As for custom gifs and emojis baked in to the device? Worthless. Apps have been providing this for almost as long as the App Store has existed. Next up: editing screenshots. Why would a company market something that its competing platform has offered since its launch? This only points out Apple’s stubborn nature to tell customers what they want as opposed to meeting user desires. Finally, wireless charging. The fact that third-party suppliers have been offering this tech on Android, Microsoft and Blackberry phones for a decade makes Apple’s blasting of trumpets about its new wireless capability embarrassing. Making matters worse, Apple isn’t even manufacturing this function. It’s being commissioned by a third-party manufacturer just like all its competitors.
All right, enough bashing on Apple. The truth is that innovation at the manufacturing level is nearly dead when it comes to smart phones. Yes, there are incredible advancements in medical tech in smart phone cameras, but nothing Apple announced is awe-inspiring. This month Google’s announcement about its new Pixel 2 will be equally pathetic.
These announcements are all about marketing and stock price. You could hold onto your 3-year-old Samsung 5, iPhone 6, Nexus 6p or HTC One for another four years and be happy with their functionality, but that won’t keep the shareholders happy. These lame “innovations” and phone iterations are not about you or even the tech.
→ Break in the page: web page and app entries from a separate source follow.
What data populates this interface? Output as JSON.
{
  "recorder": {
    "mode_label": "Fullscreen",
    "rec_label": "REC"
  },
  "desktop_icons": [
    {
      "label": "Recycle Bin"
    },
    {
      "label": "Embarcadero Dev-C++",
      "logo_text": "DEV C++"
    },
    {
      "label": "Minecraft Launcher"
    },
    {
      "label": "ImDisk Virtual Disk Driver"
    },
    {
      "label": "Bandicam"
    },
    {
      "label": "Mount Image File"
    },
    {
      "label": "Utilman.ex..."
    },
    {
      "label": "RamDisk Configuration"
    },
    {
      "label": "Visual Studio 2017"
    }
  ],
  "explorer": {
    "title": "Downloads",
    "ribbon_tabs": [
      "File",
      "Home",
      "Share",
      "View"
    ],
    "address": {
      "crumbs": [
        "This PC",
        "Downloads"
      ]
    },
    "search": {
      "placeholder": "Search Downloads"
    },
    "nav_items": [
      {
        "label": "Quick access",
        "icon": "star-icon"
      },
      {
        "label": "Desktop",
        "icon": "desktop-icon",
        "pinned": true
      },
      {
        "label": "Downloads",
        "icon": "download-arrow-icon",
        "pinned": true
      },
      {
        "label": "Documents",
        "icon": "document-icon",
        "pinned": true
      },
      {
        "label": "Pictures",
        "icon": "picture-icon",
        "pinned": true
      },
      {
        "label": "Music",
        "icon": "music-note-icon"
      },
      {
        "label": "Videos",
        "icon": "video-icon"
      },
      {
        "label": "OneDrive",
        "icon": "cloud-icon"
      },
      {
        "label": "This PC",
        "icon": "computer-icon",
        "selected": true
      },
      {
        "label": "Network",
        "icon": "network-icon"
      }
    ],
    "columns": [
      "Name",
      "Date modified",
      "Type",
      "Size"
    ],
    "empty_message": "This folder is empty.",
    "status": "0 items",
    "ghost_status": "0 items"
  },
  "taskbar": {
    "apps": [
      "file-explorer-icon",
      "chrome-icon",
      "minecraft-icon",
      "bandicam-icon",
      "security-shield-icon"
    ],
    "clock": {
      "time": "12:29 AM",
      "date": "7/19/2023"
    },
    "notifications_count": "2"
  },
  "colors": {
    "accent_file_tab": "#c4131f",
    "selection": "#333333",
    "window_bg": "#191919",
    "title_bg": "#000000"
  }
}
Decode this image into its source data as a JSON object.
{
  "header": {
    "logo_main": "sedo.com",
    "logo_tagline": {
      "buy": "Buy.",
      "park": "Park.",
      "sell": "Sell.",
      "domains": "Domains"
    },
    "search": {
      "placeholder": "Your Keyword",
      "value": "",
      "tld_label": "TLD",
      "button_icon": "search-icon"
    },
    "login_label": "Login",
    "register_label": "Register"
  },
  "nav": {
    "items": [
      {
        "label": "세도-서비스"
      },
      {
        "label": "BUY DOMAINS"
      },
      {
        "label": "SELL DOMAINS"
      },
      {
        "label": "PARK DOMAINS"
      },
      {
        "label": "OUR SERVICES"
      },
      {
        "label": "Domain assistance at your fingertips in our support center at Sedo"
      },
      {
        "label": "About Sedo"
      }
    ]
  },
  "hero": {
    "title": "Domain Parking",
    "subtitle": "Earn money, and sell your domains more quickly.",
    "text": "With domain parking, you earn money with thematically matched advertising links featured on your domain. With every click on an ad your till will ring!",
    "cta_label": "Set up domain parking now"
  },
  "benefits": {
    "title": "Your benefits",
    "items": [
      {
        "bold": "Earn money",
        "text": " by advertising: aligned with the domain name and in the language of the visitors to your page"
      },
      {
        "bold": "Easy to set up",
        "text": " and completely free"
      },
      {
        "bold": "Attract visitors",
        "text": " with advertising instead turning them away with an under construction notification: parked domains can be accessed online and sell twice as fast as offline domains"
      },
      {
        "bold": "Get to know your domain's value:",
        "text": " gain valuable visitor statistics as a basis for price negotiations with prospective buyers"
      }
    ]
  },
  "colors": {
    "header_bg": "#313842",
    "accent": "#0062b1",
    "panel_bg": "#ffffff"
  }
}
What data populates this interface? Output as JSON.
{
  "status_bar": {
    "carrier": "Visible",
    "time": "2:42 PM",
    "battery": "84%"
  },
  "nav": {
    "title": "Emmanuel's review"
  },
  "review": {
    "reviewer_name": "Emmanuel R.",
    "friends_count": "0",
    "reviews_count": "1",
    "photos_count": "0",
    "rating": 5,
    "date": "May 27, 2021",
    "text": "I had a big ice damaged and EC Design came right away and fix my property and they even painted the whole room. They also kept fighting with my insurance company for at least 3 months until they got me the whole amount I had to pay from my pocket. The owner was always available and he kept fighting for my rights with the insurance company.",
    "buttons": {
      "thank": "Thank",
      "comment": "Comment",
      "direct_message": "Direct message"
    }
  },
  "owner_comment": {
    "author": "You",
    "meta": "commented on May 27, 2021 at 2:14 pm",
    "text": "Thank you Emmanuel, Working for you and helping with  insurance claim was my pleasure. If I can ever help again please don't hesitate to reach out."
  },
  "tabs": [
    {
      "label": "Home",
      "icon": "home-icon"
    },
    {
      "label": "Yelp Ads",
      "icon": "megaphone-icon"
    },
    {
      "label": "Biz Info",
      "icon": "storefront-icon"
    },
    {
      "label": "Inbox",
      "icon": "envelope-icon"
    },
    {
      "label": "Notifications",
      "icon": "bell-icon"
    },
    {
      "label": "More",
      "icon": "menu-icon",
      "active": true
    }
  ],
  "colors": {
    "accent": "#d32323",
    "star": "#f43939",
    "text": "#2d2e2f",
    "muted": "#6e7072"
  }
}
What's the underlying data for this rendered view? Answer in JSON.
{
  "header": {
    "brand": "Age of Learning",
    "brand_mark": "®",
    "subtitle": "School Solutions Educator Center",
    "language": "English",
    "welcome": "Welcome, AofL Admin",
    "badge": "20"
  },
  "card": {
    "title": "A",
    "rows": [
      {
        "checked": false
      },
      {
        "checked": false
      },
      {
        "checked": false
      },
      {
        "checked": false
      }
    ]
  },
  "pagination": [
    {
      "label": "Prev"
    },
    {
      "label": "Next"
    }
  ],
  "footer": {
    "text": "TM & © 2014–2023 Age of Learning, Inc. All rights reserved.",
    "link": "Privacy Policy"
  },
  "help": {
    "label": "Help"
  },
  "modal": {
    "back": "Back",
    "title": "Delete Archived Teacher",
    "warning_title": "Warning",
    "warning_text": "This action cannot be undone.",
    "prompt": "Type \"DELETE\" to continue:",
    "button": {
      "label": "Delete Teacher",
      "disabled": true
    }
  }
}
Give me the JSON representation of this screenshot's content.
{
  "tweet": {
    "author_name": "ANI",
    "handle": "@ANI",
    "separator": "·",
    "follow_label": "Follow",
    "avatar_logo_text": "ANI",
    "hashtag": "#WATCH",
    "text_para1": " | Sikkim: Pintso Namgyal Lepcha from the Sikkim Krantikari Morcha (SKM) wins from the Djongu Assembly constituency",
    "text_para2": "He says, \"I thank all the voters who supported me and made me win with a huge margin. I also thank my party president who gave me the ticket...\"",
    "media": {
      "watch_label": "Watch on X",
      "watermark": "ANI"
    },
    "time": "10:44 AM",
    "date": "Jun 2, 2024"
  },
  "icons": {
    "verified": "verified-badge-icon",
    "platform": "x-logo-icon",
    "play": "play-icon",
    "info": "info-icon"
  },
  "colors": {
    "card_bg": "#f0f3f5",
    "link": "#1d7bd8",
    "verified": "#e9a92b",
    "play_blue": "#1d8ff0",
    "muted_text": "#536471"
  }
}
They are all about sales. ♦
Patrick Boberg is a central Iowa creative media specialist. Follow him on Twitter @PatBoBomb.